Wes Craven is to horror what McDonalds is to fast food: you know exactly what they do as soon as you hear the name. A Nightmare on Elm Street, Last House on The Left, The Hills Have Eyes and of course, the Scream franchise all spilled from his deranged mind. Unfortunately, so did the majority of many sequels and remakes that followed; Elm Street has no less than eight sequels (including the disappointing horror icon mashup Freddy vs. Jason) and both The Last House on the Left and The Hills Have Eyes have been the victim of modern day massacres. Now, he returns to what is arguably his cleverest creation and revives ‘Ghostface’ once more,whilst annoyingly attempting to remind us at every opportunity just how ‘culturally relevant’ the whole franchise is.
Sidney Prescott (Neve Campbell), rather naively I must say, returns to her hometown of Woodsboro following the 10 year anniversary of the famous Woodsboro Murders, to promote her new self help book. Here, Sidney’s younger cousin Jill (Emma Roberts) attends Sidneys notorious old high school and the towns sheriff is none other than Dewey Riley (David Arquette) who is now married to reporter turned memoir writer Gale Weathers (Courtney Cox). But that pesky ol’ Ghostface returns to spoil the festivities for Sidney, brutally slaughtering anyone and everyone that she gets close to. The trio must band together and overcome past memories to solve the mystery of who is behind the mask this time?
Anyone who’s seen the first Scream knows what it really was about: sure, there was a serial killer taking out the ditzy teenagers, but more importantly it poked fun at the slasher horror genre with sharp one liners and clever references to films that made horrors what they are today. Scream 2 focused on ‘sequels’ and Scream 3 just.. exists. The latest installment (also referred to as Scre4m, which when said as its written makes absolutely no sense at all) lampoons ‘reboots’, or at least tries to. From the opening scenes, it gets far too up itself with self-referencing, and doesn’t let up throughout. Ultimately, the constant assault on the viewer about older films in the franchise compromises any scares or humour that could arise: screenwriter Kevin Williamson becomes obsessed with his own knowledge of the series. Mainly portrayed through the fictional “Stab” films that are a prominent part of the narrative, almost everything has something to do with the original Scream from the character traits to the deaths. It wouldn’t bother me if it was a little more intelligent in its approach, but it’s about as subtle as a foghorn.
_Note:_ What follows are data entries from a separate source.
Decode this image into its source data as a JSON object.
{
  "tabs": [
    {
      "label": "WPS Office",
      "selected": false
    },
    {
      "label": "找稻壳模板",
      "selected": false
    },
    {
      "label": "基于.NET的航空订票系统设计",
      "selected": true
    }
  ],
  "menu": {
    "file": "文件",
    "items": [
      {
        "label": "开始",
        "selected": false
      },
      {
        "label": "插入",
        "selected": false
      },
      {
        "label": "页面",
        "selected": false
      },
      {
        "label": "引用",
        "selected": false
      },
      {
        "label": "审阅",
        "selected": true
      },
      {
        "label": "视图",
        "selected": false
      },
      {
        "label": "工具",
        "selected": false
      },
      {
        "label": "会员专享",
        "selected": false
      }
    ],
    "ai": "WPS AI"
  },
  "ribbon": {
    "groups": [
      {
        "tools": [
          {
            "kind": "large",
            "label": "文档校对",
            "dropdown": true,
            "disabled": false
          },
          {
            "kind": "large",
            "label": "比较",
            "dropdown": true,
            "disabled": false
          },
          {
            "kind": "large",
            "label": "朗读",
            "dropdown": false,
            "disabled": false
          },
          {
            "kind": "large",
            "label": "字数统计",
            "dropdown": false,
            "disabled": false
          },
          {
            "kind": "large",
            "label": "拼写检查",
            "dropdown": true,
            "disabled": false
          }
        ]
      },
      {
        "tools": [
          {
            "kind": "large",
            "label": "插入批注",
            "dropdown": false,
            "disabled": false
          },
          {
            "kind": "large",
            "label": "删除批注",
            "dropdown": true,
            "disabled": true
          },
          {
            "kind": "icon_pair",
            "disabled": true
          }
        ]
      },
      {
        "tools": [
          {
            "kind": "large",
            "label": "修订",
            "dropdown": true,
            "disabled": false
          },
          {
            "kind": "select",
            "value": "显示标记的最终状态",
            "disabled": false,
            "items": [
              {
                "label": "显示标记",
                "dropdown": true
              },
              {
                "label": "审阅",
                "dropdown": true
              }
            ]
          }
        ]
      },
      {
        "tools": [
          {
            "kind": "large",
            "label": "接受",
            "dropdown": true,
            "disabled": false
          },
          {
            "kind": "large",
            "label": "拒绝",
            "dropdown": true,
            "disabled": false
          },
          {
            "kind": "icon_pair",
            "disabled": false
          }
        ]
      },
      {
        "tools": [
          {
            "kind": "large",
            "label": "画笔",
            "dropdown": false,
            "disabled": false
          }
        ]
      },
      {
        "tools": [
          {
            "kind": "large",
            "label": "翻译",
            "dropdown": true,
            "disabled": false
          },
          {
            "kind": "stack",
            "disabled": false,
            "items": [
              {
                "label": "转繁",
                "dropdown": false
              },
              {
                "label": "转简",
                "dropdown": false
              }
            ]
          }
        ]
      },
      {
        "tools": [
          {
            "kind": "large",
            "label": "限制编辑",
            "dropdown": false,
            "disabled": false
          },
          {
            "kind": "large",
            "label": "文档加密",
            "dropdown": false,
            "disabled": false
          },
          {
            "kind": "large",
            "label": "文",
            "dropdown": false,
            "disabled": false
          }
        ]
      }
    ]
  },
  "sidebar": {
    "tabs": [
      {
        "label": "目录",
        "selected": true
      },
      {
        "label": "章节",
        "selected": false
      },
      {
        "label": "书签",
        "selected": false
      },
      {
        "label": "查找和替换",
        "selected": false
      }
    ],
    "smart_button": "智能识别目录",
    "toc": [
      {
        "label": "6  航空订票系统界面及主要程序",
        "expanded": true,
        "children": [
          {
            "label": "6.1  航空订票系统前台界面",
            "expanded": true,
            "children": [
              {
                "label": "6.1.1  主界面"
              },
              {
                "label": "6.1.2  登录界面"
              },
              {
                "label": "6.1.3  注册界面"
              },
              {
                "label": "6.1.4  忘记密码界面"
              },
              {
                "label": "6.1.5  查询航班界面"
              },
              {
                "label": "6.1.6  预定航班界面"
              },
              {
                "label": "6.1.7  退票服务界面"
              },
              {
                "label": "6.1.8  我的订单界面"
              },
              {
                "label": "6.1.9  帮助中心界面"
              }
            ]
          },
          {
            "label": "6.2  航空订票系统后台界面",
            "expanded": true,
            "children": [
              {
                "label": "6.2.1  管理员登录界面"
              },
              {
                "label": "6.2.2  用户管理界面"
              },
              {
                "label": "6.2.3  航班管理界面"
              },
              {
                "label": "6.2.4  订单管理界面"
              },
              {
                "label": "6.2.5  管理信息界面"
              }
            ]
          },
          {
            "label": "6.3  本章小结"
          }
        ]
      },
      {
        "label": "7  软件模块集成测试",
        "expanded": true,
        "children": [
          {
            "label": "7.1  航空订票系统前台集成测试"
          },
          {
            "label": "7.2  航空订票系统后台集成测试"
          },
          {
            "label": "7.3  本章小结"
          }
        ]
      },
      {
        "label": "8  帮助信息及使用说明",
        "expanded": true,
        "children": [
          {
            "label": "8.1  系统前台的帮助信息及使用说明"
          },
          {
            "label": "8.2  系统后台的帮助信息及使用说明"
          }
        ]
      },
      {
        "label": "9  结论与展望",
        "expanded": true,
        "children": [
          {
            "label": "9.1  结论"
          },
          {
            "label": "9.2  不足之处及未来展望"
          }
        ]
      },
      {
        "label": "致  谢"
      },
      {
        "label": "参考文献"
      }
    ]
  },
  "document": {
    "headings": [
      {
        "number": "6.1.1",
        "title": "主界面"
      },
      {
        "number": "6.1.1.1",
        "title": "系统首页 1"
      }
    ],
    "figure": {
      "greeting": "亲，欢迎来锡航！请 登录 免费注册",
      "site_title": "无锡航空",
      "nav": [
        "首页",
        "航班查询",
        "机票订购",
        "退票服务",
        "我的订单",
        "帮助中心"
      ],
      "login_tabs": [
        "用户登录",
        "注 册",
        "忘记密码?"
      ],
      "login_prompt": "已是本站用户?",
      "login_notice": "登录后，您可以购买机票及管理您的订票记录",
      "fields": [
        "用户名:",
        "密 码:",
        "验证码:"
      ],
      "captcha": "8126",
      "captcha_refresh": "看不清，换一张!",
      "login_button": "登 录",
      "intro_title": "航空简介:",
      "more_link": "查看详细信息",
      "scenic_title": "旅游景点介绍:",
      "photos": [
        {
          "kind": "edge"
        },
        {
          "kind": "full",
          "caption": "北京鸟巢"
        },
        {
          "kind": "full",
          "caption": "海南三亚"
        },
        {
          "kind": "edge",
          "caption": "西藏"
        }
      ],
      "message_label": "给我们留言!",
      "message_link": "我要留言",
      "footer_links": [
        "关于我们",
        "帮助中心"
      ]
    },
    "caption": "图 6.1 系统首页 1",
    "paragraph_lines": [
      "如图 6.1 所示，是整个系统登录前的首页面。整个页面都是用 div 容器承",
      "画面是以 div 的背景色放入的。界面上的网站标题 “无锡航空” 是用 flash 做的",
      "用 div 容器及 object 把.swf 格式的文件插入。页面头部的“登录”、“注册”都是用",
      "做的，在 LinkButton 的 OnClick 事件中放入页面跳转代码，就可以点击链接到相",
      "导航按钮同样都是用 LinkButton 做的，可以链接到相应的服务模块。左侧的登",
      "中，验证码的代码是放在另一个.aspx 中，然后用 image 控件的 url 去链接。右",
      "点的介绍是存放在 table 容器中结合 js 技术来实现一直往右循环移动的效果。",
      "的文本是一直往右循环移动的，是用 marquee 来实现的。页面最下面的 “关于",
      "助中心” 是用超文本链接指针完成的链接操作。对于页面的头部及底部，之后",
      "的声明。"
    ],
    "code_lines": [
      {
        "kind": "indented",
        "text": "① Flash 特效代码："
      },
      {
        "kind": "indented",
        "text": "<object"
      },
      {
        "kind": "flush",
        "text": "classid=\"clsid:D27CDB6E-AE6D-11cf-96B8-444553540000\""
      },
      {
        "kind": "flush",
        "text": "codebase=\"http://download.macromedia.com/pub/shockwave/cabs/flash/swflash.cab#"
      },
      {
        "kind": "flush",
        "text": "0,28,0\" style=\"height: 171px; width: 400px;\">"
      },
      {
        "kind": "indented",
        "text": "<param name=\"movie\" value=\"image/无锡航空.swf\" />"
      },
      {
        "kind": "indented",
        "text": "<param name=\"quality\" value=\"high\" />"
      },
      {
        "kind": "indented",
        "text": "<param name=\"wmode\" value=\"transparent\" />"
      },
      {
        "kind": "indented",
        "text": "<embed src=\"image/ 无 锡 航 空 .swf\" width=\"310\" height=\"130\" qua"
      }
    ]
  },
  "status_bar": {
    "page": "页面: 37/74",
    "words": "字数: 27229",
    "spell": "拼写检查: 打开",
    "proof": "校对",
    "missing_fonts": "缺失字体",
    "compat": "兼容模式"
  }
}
Whilst it’s good to see the original cast back together, Scream 4 seems is more of an excuse to do it, rather than a continuation of a beloved franchise; it’s like a group of old friends doing something they did years ago which was fun at the time, but just doesn’t have the same effect when returned to. Neve Campbell looks like your average “soccer mom”, making her a little unbelievable as the headstrong female. Whilst the years haven’t been kind to Cox, she manages to capture the persona of her original character from the first. Arquette reprises his usual, confused face self and makes us wonder how people manage to stay alive on a normal day with him as the pinnacle of local law enforcement. Relative newcomer Emma Roberts gives a mixed performance; for the most part, she’s passable but on occasion her acting goes into a “like, totally, OMG!” phase. For a horror, the cast contains a more well known cast than usually expected: Hayden Panettiere of Heroes fame and Rory Culkin (the little boy from Signs and Macaulay’s brother) make up an impressive supporting cast. There’s even cameos from Anna “True Blood” Paquin and Kristen “Veronica Mars” Bell.
Simply put, Scream 4 is scraping a barrel that hasn’t had any water in it for years. Lacking humour and scares, it’s missing the two vital ingredients that made the first so delicious.
New Decade, New Rules? More like Same sh*t, different decade.